They are taking a risk by investing in your business idea and that risk means they could lose all their money. Be as upfront about it as you can, and allow them to make their own decision.
Desist from the temptation of influencing them to make their decision. If you influence someone to invest, they could later argue that you made them do it.
Your job is to present your idea to them, outlining the potential benefit involved if all goes well, and the potential risks involved if things go wrong. After that, leave them to make their minds up on their own.
Secondly, be clear what they are getting in return for their money. The last thing you want is to have your family members and friends thinking they own part of your business because they helped finance it.
If you do not wish to share ownership with anyone, then state clearly what you are offering in return for investment. Clarify whether it is a loan or equity.
If it’s a loan clearly state how you intend to pay it back, and if it is equity then tell them how much of the business they will own in return for their investment. However, either way, they need to know they still could lose their money if things don’t go according to plan.
The fact that it is a loan does not diminish the risk to that money. Your business may fail to pay back the money and so they need to be aware of and be prepared to accept that.
Also, this is a business transaction and hence should be treated as one. Put your loan or equity agreement in writing, clearly stating its terms and conditions.
I know it may feel awkward to have to sign contracts with your brother or mother but trust me it is essential. This is money we are talking about.
You may think you know them well, but you will be very surprised to see the extent to which your loved ones will go to protect their own financial interests.
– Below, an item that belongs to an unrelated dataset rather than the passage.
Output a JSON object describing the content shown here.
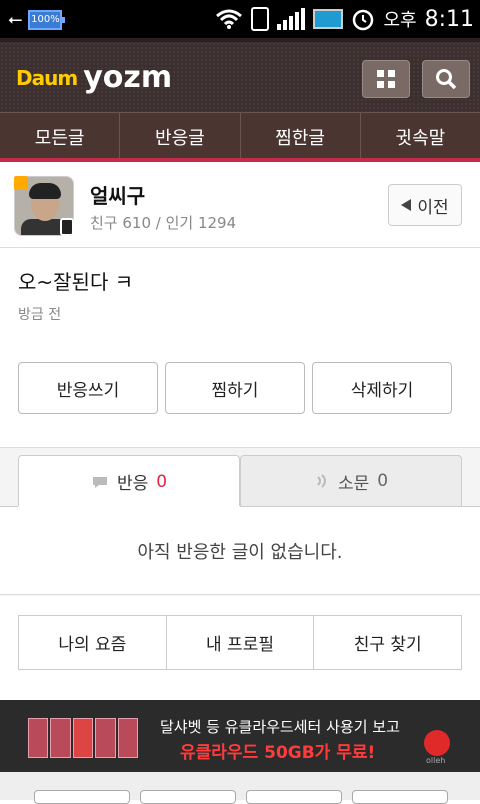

Just put it in writing. You have nothing to lose and all to gain by doing it.